(Data records for software interfaces)
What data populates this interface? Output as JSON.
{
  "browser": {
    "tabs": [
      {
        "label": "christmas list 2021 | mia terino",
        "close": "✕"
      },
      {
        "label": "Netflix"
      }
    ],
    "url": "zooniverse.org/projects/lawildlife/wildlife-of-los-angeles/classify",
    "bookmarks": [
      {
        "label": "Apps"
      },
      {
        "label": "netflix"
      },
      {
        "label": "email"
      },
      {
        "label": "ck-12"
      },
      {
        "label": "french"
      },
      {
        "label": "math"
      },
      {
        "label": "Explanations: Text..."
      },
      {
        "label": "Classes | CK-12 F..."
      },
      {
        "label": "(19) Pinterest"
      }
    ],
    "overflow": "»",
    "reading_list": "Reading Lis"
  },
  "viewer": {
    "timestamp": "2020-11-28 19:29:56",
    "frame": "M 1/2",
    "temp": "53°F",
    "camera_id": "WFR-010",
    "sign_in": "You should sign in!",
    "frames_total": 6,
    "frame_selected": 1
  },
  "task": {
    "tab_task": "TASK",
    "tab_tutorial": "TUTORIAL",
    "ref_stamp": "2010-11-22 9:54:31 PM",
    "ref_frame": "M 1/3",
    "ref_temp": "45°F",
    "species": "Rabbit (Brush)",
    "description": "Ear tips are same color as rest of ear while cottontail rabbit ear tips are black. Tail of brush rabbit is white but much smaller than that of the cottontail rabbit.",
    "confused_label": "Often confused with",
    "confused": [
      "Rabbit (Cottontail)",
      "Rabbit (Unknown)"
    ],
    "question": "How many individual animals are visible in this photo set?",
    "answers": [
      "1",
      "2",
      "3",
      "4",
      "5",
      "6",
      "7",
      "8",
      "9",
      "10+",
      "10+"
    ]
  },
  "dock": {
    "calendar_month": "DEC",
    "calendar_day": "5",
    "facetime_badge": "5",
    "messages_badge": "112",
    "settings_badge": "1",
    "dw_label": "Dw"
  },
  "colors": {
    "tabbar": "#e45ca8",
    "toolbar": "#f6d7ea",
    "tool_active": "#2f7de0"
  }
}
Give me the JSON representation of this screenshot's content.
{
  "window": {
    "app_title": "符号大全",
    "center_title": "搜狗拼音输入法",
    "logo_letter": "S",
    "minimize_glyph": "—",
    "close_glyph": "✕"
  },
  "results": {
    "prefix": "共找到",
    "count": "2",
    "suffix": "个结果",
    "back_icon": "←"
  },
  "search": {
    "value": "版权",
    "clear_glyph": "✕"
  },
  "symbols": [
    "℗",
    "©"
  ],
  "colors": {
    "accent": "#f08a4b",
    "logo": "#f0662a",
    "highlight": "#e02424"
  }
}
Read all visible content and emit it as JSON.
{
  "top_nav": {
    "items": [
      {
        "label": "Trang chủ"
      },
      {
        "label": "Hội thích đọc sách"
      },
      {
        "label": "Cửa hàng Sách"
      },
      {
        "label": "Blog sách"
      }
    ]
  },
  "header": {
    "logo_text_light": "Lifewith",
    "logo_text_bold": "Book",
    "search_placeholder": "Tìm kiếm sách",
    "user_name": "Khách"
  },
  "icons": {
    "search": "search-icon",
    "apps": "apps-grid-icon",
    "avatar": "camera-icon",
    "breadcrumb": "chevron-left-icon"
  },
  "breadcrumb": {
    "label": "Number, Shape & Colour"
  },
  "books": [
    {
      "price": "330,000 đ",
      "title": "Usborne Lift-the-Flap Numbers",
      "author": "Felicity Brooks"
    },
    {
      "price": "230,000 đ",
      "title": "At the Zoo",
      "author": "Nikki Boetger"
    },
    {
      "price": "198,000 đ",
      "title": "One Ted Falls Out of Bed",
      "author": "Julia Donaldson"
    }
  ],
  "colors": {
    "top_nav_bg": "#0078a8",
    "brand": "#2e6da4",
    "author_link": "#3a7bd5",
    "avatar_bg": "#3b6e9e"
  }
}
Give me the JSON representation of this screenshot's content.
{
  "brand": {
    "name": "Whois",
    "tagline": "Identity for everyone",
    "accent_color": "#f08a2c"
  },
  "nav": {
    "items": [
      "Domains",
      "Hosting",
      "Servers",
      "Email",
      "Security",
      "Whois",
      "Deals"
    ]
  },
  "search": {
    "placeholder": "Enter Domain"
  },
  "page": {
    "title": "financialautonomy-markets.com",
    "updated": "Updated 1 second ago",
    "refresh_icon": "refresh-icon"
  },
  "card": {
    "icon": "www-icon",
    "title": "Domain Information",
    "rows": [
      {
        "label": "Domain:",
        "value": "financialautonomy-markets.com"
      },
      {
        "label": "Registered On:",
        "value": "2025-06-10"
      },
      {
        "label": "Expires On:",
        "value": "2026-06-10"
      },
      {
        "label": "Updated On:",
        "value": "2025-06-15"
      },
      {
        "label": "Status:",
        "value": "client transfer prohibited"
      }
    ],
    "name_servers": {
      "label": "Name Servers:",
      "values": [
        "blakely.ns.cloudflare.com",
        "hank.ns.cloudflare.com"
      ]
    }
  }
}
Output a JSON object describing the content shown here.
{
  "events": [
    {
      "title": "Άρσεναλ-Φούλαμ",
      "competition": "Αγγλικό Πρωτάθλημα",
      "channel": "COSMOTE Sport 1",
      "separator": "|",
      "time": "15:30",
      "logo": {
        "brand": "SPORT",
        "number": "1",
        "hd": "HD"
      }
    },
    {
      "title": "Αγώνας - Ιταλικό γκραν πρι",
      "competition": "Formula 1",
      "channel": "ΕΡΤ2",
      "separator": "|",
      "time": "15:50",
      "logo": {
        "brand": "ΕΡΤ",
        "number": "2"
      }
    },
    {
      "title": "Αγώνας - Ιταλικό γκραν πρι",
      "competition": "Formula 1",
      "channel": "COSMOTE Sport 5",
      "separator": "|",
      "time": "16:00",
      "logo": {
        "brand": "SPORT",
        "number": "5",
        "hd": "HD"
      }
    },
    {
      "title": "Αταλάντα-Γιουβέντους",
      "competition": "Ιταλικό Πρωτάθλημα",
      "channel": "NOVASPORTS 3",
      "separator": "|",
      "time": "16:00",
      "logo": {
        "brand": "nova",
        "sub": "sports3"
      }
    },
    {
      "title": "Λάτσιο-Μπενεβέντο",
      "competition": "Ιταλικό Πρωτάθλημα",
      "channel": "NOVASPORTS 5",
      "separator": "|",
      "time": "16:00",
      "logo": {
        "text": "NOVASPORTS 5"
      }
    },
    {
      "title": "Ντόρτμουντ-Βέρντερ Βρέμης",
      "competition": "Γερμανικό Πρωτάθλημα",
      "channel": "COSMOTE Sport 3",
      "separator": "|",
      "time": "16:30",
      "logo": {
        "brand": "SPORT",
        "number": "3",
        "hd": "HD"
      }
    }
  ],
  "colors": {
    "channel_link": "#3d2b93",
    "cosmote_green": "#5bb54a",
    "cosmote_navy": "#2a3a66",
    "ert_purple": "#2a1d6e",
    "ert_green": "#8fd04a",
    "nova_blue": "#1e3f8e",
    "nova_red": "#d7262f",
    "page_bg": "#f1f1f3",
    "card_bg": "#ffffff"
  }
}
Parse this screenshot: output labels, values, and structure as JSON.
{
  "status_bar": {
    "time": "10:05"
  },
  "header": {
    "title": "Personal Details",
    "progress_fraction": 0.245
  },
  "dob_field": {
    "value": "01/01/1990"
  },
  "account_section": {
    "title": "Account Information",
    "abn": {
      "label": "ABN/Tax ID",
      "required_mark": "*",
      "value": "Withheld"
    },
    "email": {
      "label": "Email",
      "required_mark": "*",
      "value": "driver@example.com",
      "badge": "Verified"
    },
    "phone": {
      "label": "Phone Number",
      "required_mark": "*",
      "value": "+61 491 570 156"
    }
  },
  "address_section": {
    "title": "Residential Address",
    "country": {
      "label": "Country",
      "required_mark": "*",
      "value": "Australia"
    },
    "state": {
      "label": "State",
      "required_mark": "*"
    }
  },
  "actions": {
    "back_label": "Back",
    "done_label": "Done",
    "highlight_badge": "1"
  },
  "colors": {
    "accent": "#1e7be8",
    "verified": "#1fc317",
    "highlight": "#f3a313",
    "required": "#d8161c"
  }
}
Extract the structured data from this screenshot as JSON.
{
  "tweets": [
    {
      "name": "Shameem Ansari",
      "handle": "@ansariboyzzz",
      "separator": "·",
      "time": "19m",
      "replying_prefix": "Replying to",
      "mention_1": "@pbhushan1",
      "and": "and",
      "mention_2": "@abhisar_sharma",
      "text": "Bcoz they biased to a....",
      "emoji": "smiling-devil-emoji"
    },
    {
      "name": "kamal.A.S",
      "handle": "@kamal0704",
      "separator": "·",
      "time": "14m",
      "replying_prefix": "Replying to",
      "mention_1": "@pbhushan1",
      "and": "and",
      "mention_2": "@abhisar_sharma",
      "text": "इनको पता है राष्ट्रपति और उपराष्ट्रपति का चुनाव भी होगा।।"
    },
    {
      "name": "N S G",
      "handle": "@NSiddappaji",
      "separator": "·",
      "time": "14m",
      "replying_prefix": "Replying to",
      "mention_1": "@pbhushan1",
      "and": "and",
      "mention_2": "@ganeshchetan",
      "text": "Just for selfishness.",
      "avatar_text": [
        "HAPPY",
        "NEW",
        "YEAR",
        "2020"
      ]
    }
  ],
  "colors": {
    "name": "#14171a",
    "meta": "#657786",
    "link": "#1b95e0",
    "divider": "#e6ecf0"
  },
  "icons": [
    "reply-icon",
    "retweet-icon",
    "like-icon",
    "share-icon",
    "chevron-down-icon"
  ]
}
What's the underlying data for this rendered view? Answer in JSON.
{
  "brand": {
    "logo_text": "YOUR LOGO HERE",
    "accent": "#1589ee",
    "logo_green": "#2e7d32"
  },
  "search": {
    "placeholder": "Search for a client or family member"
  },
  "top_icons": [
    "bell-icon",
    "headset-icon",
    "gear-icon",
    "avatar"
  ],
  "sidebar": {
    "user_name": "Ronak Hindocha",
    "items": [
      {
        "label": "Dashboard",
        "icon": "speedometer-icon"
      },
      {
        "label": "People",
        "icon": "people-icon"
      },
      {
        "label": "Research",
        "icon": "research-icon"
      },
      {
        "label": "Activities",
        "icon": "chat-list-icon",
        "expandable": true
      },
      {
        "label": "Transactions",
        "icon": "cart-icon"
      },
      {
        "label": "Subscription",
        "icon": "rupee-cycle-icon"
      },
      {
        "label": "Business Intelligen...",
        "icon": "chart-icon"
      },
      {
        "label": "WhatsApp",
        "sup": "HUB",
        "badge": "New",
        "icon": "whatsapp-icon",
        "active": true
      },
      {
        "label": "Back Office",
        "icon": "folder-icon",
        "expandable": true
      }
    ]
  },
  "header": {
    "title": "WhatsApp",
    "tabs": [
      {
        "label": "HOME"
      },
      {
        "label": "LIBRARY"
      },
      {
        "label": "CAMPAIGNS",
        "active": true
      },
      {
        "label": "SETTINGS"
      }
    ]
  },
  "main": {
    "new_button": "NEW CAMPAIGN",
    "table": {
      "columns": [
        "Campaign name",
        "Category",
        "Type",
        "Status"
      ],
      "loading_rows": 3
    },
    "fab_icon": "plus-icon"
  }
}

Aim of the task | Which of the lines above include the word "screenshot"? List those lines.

Response below |
Give me the JSON representation of this screenshot's content.
Give me the JSON representation of this screenshot's content.
Parse this screenshot: output labels, values, and structure as JSON.
Extract the structured data from this screenshot as JSON.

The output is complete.